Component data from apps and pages

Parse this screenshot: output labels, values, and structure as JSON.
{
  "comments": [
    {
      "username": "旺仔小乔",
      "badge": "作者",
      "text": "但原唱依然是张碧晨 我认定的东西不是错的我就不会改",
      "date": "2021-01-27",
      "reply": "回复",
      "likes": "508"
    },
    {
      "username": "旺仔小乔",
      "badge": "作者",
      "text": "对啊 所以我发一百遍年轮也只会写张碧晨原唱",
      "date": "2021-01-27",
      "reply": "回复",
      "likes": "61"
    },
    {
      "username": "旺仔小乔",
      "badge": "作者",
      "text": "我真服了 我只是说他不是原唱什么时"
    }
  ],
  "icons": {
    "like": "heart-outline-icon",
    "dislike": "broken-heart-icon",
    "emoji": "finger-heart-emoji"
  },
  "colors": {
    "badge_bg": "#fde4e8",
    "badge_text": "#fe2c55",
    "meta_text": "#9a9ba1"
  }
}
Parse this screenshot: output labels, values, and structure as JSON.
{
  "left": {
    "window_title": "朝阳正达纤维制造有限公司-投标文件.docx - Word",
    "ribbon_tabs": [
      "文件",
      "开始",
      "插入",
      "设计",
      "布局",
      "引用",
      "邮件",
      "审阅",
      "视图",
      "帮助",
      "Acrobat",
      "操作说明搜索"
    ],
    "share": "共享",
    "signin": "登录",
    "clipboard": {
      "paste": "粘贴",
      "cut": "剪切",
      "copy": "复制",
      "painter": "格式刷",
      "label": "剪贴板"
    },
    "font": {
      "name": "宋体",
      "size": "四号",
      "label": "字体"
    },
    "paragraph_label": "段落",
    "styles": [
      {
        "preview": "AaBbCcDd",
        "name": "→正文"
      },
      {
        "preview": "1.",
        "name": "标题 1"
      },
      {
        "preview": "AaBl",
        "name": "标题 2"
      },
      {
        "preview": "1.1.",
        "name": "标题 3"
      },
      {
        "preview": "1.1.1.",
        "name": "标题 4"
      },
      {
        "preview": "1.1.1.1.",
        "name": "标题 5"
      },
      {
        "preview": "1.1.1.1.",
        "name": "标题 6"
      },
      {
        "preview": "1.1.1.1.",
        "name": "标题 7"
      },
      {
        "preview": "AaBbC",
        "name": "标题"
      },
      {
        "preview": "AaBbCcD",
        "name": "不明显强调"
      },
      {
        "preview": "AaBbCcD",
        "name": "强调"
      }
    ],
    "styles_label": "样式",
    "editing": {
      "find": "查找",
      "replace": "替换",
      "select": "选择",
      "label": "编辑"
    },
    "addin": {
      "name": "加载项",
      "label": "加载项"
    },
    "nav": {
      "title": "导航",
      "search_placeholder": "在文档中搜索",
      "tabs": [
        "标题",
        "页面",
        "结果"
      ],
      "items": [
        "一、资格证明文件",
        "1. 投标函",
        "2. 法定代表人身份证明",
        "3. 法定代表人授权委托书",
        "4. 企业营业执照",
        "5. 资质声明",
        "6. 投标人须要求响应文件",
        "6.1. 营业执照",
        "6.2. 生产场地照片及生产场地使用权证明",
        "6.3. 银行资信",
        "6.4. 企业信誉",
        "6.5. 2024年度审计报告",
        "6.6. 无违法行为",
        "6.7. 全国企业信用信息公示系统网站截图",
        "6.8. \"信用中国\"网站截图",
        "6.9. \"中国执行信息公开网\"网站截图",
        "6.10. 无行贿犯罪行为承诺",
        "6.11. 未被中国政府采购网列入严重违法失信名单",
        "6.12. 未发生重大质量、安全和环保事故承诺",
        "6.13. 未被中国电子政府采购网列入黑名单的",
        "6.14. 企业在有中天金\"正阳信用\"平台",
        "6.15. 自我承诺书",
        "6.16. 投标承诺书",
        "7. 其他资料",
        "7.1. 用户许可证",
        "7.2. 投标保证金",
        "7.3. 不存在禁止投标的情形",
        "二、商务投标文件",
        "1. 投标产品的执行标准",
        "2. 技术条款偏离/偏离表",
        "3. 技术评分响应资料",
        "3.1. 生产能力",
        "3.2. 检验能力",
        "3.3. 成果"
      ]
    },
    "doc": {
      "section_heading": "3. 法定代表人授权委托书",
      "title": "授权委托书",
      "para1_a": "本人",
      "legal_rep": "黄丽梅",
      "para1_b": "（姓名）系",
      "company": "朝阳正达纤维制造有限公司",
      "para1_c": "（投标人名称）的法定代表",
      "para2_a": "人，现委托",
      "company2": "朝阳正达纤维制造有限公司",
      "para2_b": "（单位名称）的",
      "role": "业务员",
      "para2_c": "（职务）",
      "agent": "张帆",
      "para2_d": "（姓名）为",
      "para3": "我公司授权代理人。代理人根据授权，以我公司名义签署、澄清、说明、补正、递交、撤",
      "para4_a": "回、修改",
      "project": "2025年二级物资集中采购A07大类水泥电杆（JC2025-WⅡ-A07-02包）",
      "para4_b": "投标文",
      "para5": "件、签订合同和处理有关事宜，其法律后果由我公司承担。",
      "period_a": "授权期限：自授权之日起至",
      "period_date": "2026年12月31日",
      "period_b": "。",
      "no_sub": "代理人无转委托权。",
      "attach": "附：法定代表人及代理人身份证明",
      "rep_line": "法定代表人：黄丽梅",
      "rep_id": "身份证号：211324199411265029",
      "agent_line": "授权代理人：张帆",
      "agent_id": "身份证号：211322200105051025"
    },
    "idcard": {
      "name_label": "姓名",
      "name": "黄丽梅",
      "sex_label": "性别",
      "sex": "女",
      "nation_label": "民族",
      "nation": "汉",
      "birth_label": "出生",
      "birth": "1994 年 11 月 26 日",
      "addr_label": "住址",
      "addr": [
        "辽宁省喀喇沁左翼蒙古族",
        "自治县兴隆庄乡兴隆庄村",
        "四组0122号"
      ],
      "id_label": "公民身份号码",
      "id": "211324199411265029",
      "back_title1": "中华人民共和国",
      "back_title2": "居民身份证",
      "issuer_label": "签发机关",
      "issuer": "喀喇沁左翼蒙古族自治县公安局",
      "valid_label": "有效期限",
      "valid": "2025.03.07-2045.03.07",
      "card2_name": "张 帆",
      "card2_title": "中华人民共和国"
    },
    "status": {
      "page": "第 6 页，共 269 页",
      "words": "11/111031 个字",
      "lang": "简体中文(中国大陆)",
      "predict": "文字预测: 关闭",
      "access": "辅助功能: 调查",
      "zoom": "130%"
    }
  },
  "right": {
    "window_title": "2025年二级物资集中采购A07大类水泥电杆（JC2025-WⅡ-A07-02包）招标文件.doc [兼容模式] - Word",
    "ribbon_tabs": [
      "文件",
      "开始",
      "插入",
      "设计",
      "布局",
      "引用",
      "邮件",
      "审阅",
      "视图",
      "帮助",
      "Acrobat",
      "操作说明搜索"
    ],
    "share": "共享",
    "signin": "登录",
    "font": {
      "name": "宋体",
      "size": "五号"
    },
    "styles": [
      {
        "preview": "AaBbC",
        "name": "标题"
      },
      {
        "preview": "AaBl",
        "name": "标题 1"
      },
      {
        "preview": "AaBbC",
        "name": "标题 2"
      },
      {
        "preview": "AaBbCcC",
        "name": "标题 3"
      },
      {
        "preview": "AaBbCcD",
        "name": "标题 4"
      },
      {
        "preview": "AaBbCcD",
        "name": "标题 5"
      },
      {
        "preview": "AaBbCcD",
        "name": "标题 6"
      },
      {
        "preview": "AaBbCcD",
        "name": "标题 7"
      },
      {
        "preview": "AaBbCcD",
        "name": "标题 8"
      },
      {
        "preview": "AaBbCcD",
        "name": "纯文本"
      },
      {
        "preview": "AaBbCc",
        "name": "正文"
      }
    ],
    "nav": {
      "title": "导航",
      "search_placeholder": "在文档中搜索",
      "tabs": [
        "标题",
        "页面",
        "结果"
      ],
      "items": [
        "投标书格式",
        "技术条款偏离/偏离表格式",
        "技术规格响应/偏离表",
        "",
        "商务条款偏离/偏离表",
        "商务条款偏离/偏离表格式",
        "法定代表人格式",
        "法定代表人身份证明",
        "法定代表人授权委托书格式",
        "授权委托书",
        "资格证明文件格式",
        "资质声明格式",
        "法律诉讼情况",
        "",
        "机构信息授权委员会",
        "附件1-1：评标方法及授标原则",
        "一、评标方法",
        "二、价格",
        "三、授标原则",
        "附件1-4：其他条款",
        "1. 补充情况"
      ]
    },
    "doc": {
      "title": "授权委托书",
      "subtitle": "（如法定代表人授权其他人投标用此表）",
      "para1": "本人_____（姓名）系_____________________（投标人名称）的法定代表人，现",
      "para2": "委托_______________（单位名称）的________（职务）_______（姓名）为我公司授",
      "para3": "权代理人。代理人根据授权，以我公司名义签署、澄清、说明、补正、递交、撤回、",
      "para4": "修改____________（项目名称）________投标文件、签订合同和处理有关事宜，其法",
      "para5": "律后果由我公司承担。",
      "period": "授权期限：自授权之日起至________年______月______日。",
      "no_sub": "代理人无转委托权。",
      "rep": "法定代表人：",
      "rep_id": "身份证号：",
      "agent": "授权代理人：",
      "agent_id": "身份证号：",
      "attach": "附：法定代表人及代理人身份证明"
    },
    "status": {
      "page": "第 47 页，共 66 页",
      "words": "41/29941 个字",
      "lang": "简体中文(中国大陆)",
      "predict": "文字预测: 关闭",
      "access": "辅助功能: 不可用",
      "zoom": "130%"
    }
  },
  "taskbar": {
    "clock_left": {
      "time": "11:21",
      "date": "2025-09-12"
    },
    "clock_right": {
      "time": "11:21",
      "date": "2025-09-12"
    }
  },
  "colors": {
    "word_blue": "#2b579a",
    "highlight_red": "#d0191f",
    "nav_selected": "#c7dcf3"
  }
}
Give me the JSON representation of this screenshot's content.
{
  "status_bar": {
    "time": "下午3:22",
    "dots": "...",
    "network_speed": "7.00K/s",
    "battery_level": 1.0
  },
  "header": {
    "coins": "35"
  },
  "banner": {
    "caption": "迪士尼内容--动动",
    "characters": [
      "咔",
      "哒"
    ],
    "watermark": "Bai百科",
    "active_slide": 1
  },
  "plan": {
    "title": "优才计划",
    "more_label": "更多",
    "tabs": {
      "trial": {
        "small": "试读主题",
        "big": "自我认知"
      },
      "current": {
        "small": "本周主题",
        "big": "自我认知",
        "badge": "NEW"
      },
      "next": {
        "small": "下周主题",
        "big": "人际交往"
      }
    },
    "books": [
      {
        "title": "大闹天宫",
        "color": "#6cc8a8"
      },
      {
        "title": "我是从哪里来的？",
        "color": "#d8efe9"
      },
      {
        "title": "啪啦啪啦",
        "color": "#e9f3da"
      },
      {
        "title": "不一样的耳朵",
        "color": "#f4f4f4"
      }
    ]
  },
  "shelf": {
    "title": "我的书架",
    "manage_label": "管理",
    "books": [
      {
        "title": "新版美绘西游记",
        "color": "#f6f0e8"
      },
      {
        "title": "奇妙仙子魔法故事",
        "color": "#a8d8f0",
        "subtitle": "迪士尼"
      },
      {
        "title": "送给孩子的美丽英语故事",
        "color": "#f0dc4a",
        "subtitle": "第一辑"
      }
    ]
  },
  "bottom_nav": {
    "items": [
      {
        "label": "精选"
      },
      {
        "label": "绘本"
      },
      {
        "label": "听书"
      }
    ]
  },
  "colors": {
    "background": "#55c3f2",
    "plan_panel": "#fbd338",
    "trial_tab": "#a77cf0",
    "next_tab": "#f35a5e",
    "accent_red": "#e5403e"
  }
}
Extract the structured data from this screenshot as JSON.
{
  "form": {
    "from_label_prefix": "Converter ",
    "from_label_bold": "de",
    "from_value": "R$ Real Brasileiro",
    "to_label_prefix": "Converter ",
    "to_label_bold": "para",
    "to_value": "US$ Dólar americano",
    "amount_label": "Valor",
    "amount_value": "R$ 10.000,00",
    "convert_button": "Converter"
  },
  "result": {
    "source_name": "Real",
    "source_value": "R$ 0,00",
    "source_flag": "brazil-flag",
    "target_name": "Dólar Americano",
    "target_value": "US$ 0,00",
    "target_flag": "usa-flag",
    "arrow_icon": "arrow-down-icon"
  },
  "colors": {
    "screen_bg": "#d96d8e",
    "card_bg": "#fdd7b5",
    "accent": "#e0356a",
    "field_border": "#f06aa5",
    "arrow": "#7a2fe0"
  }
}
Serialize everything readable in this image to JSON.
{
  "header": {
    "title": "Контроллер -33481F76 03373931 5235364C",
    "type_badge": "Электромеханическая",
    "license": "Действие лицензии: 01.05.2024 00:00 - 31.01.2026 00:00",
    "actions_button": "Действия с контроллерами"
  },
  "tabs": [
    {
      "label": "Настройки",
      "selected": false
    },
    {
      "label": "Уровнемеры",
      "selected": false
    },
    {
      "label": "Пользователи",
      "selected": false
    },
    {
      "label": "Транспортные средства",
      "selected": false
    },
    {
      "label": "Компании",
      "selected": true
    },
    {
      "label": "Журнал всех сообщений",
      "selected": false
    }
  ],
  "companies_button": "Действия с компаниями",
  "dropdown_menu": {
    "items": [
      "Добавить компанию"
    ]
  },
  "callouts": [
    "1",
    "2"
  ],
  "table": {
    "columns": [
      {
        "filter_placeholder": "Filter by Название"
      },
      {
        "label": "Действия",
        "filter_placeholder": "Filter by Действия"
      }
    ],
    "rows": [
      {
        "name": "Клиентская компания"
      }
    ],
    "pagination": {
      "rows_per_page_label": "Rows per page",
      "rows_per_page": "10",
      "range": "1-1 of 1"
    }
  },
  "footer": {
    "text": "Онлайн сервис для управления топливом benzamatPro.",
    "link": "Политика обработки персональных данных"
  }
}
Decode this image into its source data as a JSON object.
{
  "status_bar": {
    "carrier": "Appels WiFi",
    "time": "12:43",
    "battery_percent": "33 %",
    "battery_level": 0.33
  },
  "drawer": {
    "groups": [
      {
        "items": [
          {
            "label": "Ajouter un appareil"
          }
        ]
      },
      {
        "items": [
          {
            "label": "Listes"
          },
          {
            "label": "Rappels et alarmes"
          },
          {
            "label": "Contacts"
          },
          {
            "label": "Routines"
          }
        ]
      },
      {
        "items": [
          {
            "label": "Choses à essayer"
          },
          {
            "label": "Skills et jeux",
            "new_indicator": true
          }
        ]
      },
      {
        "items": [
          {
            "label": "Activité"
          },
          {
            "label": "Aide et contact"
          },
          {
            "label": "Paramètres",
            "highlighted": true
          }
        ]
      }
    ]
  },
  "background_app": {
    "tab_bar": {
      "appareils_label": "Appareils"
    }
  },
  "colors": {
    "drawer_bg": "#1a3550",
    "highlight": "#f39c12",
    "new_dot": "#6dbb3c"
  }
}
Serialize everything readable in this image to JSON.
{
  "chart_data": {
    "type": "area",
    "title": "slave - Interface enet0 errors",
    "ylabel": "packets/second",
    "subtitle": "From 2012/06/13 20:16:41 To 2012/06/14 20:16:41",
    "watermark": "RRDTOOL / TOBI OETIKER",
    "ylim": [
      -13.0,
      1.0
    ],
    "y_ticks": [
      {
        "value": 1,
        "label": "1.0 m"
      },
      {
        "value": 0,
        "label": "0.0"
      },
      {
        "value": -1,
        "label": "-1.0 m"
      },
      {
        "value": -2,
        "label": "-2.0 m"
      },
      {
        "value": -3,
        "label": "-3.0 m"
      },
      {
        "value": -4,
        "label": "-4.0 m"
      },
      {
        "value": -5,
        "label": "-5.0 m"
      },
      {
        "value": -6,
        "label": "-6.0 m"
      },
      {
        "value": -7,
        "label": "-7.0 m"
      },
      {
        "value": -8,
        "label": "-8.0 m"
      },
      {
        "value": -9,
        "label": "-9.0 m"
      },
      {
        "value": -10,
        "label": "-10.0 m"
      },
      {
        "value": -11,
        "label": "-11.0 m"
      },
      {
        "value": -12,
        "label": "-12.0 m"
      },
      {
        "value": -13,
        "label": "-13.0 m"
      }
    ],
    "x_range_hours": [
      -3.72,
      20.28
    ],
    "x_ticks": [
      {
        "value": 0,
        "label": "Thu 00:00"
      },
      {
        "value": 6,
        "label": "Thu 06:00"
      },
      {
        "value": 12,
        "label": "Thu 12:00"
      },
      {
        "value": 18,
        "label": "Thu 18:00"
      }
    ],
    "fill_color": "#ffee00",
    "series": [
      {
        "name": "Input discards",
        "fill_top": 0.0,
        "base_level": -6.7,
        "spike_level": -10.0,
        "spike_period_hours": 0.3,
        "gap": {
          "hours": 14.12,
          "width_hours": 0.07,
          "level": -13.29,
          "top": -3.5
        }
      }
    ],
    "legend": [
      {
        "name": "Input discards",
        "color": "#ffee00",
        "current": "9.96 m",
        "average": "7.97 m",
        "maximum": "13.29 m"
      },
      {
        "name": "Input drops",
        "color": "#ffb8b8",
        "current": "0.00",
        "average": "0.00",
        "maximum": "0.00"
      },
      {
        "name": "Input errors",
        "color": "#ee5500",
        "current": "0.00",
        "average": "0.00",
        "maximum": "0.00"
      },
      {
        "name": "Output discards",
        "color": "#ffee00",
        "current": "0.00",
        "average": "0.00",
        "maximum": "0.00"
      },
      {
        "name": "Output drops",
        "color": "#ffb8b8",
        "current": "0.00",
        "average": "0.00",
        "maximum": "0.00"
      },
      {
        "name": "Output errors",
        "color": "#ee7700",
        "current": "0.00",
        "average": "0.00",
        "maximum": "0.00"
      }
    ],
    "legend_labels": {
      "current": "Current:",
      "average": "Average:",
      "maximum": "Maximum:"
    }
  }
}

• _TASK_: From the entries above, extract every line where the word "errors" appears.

• _OUTPUT FOR THIS EXERCISE_:
    "title": "slave - Interface enet0 errors",
        "name": "Input errors",
        "name": "Output errors",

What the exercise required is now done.